● Brief: Which lines in the records below contain the word "text"? Copy each of them.

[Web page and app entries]
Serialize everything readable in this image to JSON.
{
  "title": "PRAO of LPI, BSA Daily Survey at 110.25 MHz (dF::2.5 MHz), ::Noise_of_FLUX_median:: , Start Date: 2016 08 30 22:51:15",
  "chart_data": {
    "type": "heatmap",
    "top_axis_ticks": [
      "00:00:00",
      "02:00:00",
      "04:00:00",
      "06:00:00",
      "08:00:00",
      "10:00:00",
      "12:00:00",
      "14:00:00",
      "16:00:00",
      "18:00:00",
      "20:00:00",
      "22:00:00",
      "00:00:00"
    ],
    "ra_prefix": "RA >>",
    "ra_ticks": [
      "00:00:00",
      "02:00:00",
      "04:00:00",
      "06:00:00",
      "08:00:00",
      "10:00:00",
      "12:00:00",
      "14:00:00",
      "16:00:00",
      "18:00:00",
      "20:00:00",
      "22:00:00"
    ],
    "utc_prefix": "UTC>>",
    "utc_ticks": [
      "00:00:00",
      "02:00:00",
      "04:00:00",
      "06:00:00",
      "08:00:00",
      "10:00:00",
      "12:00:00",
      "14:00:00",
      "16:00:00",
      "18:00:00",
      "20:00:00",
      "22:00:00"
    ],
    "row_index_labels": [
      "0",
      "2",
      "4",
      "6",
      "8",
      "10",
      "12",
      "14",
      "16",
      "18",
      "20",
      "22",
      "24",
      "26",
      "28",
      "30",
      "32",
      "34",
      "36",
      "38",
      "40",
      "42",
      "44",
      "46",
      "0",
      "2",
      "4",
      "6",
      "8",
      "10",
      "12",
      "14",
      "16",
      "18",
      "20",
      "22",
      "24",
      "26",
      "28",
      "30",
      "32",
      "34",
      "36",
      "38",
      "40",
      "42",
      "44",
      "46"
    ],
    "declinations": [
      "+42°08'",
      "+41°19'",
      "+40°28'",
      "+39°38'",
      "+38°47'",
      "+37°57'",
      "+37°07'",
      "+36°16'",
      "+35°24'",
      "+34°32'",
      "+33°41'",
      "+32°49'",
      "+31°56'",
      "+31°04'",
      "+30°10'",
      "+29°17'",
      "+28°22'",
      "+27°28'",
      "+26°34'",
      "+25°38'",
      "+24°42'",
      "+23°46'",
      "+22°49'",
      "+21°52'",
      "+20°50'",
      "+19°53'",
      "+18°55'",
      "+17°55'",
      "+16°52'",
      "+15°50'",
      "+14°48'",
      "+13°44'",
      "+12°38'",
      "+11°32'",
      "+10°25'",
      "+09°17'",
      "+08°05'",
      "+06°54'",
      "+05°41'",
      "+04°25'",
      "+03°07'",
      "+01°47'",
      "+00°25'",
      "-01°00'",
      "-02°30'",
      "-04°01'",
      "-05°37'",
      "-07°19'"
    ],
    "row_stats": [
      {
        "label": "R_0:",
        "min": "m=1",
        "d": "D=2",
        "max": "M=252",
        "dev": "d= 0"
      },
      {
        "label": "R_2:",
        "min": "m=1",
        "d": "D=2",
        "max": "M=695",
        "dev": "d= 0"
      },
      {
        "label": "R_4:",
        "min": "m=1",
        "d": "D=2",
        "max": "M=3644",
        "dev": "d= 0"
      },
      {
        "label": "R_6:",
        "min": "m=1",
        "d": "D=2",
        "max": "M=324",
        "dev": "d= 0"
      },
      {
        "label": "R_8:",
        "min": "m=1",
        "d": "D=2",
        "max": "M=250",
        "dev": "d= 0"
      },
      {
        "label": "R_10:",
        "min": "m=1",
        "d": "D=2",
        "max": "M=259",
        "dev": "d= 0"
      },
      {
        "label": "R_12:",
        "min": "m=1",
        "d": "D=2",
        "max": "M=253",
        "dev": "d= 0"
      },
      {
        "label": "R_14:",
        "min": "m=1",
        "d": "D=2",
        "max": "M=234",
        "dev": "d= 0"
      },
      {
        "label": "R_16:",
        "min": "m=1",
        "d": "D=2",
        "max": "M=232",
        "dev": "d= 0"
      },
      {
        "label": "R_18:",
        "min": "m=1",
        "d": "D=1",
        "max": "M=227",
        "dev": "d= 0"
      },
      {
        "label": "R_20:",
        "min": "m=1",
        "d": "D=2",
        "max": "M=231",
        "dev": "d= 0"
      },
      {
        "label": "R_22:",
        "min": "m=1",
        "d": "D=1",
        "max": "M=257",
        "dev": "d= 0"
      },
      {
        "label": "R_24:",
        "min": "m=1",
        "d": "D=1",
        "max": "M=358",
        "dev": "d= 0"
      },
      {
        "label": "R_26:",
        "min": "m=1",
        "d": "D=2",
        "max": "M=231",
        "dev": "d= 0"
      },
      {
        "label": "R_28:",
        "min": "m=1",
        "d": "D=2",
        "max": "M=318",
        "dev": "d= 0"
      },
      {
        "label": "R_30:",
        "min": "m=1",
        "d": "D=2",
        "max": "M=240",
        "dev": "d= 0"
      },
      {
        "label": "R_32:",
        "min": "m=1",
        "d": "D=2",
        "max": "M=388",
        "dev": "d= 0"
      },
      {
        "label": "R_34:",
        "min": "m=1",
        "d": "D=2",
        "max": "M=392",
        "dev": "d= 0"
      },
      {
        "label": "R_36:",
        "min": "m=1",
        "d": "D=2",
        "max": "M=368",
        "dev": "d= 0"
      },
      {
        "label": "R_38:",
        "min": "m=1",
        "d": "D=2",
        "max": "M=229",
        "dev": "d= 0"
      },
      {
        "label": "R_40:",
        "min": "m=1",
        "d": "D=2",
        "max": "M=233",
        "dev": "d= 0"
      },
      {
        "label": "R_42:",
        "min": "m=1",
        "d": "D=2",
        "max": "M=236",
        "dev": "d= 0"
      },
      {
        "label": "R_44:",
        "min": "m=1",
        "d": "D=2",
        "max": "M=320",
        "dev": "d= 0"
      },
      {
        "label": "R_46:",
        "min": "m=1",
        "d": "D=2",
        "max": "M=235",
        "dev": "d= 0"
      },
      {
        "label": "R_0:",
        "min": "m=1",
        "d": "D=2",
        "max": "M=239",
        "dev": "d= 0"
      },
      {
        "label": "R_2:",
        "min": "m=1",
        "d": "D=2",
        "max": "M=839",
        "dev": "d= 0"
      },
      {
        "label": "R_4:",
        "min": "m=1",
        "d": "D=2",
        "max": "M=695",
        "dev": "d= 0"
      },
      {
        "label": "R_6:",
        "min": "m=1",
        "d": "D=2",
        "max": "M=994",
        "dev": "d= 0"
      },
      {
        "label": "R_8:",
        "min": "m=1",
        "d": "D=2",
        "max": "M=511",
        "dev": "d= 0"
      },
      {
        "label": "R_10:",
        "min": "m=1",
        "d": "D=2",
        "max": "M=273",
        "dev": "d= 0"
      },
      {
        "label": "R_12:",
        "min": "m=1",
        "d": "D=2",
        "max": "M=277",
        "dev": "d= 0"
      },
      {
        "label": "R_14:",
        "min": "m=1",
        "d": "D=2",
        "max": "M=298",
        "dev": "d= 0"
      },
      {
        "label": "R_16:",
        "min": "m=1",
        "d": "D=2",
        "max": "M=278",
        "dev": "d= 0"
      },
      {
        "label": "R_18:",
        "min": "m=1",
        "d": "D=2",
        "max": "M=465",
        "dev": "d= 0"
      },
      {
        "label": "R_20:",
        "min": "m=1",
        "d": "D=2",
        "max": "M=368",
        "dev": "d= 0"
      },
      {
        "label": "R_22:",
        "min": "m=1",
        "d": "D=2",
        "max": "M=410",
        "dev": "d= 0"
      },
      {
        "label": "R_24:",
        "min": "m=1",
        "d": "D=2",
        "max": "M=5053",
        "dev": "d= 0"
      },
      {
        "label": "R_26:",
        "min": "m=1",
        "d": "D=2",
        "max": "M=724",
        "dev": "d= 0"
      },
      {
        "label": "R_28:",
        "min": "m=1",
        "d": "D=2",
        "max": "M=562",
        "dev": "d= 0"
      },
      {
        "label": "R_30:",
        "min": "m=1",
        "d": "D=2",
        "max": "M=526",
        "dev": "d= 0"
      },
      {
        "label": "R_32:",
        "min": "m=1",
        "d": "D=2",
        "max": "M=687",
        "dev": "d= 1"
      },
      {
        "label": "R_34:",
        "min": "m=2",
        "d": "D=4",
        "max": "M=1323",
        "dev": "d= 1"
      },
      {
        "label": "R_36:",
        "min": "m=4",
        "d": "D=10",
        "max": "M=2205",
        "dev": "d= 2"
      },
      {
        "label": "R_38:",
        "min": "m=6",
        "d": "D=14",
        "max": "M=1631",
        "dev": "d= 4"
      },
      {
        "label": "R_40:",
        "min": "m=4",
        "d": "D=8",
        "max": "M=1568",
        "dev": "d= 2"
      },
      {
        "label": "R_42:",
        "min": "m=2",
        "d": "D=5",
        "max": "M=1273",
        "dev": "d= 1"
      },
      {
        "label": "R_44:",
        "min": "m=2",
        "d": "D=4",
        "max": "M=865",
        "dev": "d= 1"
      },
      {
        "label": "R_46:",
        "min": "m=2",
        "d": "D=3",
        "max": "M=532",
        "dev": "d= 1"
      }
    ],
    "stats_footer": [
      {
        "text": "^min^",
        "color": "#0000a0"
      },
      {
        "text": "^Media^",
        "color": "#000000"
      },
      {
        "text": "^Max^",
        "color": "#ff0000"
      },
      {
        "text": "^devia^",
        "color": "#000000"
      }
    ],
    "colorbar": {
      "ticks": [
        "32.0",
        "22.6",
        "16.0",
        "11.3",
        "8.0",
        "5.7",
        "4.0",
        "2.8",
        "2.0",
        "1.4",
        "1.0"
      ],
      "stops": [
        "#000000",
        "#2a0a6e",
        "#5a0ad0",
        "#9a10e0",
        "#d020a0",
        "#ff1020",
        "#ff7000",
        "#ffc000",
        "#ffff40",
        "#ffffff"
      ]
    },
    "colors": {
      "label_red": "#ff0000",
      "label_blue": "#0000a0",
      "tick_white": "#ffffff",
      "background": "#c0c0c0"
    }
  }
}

● Solution to this task:
        "text": "^min^",
        "text": "^Media^",
        "text": "^Max^",
        "text": "^devia^",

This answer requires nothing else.